WHAT TO DO:
Track down each line below containing the string "this" and copy it.
★ ★ ★
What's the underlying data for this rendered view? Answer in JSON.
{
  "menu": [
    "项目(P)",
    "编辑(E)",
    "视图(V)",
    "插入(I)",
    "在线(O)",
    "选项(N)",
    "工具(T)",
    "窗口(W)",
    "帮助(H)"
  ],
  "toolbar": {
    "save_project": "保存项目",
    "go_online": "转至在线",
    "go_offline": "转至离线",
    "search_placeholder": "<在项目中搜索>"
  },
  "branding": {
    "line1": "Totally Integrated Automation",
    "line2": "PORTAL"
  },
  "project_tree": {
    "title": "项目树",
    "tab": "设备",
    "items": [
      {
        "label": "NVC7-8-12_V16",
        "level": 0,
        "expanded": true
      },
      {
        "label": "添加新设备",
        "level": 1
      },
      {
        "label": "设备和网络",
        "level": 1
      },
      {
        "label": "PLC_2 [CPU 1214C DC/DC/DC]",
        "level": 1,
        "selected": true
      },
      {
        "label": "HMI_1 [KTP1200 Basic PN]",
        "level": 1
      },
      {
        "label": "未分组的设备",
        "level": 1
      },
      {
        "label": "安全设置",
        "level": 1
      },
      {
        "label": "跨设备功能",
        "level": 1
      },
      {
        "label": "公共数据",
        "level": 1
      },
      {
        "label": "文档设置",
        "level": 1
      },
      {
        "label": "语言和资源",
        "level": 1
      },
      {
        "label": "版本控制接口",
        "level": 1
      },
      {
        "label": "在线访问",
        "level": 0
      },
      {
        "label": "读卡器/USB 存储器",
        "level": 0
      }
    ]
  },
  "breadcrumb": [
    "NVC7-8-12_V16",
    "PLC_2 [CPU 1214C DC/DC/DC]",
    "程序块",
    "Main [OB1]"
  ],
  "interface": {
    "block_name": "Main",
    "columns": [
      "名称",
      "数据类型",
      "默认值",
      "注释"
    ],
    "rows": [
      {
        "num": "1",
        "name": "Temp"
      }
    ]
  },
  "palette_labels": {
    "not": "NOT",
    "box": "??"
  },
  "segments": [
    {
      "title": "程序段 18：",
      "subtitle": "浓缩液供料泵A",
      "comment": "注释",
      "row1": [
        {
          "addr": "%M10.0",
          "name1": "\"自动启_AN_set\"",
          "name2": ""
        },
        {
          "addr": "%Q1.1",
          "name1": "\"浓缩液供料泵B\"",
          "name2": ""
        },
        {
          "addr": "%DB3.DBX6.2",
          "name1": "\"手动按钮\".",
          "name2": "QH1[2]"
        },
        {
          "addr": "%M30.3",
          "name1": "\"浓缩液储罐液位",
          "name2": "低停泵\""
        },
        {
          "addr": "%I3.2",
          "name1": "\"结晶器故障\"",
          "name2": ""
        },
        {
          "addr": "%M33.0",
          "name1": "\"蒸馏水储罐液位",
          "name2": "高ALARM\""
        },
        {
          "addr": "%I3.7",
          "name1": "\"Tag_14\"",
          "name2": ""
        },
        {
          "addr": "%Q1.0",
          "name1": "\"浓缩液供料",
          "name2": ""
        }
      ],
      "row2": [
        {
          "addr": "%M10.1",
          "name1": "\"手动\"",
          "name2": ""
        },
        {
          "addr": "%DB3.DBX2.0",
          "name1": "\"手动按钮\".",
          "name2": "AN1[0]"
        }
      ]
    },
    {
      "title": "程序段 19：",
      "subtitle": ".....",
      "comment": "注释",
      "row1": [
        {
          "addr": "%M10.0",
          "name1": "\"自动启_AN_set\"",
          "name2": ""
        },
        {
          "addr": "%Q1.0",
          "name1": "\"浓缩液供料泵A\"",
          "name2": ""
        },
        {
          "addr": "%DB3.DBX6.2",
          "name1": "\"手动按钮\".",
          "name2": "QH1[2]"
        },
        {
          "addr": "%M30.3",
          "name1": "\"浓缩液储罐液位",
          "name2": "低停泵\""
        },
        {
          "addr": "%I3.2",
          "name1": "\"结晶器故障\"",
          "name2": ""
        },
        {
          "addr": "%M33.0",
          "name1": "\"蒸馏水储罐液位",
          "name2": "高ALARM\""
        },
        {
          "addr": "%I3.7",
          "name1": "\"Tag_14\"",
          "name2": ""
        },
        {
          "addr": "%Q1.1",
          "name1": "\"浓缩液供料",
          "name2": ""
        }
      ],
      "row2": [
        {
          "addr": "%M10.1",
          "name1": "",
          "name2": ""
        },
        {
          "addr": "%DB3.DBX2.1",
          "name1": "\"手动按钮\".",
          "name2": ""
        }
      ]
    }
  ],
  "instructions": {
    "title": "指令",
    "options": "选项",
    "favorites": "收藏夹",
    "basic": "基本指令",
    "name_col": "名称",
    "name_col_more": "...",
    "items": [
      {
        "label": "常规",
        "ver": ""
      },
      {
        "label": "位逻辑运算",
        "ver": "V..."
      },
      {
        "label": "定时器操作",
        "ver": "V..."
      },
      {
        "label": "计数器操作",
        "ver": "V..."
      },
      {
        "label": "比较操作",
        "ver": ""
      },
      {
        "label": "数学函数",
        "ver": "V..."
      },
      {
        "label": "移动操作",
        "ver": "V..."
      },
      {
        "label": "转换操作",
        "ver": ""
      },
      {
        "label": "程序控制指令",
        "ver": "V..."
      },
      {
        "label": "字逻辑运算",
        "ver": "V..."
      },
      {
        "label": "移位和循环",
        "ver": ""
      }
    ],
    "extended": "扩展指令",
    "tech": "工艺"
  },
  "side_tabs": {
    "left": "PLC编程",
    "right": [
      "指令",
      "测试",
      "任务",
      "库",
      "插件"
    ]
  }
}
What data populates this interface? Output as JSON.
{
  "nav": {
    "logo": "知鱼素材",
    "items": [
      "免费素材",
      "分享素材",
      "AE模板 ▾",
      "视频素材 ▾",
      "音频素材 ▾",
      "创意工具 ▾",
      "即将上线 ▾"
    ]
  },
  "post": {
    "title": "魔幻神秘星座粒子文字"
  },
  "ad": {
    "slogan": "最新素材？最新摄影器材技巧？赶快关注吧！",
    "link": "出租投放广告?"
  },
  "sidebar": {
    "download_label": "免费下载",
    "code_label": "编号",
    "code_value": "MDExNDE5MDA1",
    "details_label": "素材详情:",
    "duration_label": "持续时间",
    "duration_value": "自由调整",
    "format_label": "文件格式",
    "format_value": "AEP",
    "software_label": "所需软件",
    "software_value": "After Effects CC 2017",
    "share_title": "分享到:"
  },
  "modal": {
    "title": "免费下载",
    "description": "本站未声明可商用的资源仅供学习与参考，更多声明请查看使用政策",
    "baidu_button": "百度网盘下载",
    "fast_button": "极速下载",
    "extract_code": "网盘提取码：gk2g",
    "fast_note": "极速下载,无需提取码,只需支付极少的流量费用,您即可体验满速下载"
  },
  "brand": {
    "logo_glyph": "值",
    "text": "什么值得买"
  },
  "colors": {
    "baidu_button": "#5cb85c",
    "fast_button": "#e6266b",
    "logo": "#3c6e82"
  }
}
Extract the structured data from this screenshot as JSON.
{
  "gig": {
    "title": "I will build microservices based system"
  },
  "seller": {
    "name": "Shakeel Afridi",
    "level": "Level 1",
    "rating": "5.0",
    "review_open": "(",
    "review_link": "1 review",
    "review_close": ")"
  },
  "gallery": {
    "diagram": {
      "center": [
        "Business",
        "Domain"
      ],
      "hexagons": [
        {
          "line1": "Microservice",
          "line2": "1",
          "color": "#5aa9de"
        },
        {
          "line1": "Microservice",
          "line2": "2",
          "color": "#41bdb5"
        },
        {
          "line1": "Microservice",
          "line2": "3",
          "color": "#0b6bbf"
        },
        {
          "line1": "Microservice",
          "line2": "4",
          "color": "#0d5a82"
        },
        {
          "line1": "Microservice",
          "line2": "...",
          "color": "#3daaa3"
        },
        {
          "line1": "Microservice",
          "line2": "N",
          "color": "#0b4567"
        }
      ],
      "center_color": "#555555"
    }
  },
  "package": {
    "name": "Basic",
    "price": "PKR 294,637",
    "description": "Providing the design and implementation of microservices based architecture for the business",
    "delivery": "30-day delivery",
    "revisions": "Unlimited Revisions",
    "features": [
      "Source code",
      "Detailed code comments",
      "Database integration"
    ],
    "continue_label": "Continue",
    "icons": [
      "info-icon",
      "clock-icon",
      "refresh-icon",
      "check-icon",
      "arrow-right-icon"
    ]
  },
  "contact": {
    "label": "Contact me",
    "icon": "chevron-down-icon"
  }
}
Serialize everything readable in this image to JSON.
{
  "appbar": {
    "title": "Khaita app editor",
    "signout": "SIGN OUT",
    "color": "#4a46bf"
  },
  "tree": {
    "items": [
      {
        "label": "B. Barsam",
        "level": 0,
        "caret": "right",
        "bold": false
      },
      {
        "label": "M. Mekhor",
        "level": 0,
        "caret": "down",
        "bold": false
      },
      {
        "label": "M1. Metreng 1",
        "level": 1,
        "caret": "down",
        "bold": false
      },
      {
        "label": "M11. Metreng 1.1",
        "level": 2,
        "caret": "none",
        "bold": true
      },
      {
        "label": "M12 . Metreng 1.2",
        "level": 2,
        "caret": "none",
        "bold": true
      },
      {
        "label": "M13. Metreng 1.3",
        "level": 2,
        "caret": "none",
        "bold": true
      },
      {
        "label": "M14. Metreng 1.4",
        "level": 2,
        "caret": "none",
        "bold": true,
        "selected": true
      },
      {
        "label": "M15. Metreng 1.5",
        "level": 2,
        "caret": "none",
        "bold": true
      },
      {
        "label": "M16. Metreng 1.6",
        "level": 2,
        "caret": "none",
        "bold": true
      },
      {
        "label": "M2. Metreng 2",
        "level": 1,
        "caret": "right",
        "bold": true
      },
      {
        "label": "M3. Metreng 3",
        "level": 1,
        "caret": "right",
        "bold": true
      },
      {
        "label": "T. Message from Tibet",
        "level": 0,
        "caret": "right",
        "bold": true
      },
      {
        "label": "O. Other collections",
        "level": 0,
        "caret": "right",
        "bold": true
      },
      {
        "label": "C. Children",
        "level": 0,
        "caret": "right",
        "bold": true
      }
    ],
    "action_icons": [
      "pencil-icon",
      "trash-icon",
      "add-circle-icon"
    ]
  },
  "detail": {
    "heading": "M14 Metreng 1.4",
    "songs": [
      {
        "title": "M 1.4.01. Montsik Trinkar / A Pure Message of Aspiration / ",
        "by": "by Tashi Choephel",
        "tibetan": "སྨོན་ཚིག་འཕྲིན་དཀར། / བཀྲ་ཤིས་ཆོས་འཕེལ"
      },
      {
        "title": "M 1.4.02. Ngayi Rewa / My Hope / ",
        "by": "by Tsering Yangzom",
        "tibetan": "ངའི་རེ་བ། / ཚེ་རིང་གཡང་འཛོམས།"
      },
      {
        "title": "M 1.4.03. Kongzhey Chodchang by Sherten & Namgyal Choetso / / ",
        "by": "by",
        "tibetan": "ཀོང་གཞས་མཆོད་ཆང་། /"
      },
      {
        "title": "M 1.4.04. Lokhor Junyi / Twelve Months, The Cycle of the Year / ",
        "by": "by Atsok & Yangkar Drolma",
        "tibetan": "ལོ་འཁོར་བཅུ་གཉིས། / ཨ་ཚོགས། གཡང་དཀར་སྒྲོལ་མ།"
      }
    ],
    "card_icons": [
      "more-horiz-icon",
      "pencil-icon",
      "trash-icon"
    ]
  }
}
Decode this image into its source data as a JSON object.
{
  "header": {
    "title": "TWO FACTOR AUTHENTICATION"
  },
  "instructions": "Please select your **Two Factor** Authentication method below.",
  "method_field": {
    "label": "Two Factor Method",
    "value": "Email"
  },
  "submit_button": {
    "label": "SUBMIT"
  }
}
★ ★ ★
WRITTEN SOLUTION:
What's the underlying data for this rendered view? Answer in JSON.
What data populates this interface? Output as JSON.
Extract the structured data from this screenshot as JSON.
Serialize everything readable in this image to JSON.
Decode this image into its source data as a JSON object.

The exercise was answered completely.